Required action -> Look through the records, and whenever a line includes the word "Código", copy it.

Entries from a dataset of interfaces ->
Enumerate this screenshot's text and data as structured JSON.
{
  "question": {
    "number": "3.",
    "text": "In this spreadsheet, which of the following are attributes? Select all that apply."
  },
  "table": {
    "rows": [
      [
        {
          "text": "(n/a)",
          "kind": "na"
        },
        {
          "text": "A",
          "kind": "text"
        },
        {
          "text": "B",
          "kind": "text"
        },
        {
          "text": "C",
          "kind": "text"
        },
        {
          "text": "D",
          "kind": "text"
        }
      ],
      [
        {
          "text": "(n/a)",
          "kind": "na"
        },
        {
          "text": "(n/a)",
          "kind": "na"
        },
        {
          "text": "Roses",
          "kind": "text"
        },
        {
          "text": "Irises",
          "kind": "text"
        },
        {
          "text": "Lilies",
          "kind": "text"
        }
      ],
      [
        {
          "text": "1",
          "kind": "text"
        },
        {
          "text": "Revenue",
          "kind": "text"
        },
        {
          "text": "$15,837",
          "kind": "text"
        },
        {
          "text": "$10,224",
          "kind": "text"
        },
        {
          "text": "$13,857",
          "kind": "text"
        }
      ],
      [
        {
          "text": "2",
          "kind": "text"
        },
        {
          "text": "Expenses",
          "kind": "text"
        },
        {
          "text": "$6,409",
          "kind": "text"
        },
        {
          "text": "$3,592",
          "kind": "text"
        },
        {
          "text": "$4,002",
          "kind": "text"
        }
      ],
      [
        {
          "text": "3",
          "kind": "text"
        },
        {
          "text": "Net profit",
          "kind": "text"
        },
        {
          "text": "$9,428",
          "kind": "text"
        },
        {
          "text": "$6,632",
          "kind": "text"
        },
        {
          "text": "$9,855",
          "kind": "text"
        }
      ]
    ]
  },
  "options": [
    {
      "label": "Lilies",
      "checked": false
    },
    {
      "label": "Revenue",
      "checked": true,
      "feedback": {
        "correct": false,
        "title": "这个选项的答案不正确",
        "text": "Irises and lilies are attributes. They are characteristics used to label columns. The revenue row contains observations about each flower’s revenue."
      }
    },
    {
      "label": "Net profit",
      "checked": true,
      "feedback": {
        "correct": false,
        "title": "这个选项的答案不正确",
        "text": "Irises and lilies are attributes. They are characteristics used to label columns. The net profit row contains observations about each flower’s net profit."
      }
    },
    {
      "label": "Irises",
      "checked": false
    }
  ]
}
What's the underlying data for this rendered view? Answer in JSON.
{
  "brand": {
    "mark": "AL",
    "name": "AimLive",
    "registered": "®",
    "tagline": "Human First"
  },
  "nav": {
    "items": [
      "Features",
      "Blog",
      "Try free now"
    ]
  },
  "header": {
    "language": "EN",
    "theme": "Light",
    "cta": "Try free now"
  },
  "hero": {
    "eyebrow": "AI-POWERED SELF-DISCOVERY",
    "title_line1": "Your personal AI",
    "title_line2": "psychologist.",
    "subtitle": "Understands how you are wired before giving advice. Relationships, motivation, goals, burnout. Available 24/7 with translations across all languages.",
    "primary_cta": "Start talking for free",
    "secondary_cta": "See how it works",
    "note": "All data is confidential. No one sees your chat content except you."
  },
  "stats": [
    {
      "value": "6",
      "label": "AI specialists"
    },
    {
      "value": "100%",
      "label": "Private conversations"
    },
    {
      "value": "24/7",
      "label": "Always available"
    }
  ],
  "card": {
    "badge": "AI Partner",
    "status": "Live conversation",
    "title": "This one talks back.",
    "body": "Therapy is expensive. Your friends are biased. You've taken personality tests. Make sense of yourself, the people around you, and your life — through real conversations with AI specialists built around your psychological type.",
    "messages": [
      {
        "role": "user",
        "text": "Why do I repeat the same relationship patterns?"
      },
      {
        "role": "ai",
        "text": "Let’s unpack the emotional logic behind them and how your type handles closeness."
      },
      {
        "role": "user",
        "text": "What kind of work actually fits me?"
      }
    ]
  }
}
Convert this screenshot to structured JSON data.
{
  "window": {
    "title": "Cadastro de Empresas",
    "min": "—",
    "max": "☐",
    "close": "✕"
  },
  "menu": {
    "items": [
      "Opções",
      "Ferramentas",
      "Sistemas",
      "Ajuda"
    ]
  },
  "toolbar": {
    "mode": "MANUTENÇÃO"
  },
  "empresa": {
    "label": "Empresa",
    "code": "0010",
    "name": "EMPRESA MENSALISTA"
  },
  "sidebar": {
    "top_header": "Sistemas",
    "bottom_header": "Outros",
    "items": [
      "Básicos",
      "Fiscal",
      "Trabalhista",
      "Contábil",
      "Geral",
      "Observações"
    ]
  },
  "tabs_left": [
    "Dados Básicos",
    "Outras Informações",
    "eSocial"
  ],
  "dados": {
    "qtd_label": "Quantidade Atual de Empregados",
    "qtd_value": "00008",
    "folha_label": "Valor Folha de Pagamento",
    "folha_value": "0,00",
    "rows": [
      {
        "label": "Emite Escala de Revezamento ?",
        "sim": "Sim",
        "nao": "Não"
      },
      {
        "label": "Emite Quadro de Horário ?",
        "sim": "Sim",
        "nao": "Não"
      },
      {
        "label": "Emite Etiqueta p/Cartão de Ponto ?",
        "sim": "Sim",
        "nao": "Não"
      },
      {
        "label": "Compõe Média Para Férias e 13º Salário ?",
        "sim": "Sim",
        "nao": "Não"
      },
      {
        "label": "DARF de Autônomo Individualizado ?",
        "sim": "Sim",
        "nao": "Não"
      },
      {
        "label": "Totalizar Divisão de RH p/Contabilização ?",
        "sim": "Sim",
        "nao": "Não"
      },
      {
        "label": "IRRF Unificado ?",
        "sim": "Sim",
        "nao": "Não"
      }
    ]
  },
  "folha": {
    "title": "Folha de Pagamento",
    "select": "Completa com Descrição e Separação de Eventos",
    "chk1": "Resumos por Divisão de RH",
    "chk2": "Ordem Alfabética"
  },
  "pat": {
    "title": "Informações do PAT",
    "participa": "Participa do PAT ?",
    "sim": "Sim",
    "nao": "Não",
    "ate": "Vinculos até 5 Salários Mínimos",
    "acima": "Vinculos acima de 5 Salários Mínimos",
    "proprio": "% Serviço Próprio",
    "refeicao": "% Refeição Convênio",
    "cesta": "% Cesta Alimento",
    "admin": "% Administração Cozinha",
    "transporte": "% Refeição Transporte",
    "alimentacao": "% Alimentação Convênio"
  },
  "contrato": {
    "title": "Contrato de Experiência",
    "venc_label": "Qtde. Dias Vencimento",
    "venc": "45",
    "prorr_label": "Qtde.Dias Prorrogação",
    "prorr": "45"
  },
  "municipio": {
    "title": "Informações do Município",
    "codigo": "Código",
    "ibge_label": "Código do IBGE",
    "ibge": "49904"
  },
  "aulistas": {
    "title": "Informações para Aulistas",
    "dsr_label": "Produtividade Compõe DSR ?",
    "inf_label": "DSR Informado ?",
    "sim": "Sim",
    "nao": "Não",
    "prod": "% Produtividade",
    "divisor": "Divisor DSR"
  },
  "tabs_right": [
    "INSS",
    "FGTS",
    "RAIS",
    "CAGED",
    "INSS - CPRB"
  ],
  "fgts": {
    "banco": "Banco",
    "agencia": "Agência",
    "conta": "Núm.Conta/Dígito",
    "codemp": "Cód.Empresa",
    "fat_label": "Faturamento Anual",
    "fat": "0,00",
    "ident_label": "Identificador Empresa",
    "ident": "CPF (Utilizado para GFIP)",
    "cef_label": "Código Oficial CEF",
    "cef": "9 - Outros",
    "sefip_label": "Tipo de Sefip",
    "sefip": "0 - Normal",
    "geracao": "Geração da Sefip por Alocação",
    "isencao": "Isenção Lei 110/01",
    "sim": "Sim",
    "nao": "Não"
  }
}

Solution ->
    "codigo": "Código",
    "ibge_label": "Código do IBGE",
    "cef_label": "Código Oficial CEF",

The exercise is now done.